Groenenboom, M., Van Weert, J., & Van den Putte, B. (2009). Condom use in Tanzania and Zambia: A study on the predictive power of the Theory of Planned Behaviour on condom use intention. In L. Lagerwerf, H. Boer, & H. Wasserman (Eds.), Health communication in Southern Africa: Engaging with social and cultural diversity (chapter 1, pp. 13-33). Amsterdam: Savusa.

Abstract: The aim of this study is to examine determinants of condom use intention of Tanzanian and Zambian high-school students. Additionally, we aim to investigate whether determinants differ among different target (sub)groups. Data were gathered in a sample of high school students from Arusha area, Tanzania (n=286), and Kabwe area, Zambia (n=272). The TPB determinants attitude towards condom use and subjective norm explain, respectively, 15.5% and 16.5% of the variance in condom use intention in Tanzania and Zambia, while self-efficacy is not significantly related to this intention in both countries.

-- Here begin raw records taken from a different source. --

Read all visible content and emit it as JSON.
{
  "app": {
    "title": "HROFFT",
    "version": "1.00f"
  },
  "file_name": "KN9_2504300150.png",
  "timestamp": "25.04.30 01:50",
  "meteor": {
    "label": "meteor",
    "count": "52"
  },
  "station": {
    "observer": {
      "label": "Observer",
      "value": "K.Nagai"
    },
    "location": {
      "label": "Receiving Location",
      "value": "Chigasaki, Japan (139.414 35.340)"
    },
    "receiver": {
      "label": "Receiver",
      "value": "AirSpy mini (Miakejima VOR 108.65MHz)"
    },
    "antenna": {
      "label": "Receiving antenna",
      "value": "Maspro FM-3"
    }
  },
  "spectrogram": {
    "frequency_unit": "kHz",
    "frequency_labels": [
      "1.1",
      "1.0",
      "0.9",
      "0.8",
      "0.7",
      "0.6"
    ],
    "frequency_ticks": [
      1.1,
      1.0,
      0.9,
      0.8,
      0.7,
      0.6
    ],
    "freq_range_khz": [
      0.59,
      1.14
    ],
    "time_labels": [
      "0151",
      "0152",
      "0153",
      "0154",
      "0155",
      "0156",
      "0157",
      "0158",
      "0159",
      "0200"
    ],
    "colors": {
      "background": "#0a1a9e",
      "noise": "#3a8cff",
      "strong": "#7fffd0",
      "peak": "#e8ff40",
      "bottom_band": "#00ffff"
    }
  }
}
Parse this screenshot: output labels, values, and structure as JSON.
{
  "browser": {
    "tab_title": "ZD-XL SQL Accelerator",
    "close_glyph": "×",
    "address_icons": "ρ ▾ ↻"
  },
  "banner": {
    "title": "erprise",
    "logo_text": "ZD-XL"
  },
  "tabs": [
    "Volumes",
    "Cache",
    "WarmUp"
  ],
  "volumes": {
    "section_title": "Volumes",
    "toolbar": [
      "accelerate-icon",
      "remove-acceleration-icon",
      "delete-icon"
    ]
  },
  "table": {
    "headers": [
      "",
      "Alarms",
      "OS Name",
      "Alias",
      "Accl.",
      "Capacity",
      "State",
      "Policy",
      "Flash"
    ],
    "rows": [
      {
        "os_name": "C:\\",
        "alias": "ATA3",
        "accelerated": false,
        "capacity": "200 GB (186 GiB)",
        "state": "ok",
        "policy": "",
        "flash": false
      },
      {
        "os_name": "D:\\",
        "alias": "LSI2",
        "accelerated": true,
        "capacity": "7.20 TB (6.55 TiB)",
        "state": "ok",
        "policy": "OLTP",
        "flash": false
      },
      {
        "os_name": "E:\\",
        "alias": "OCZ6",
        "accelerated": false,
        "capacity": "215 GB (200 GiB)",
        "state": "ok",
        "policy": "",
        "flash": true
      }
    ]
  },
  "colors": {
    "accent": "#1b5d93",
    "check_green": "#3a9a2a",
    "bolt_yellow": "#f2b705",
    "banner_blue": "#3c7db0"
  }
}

In most target (sub)groups from Tanzania and Zambia, the same TPB determinants predict condom use intention. Besides the TPB determinants, other variables were also significantly related to condom use intention, such as sexual experience and gender. These results vary over the (sub)groups. The findings of this study prove the utility and global applicability of the TPB on condom use intention in Tanzania and Zambia. Because most subgroups in both countries show the same TPB determinants of condom use intention, cost-effective overall HIV/AIDS prevention programs can be developed that can easily be adapted for different subgroups in different countries.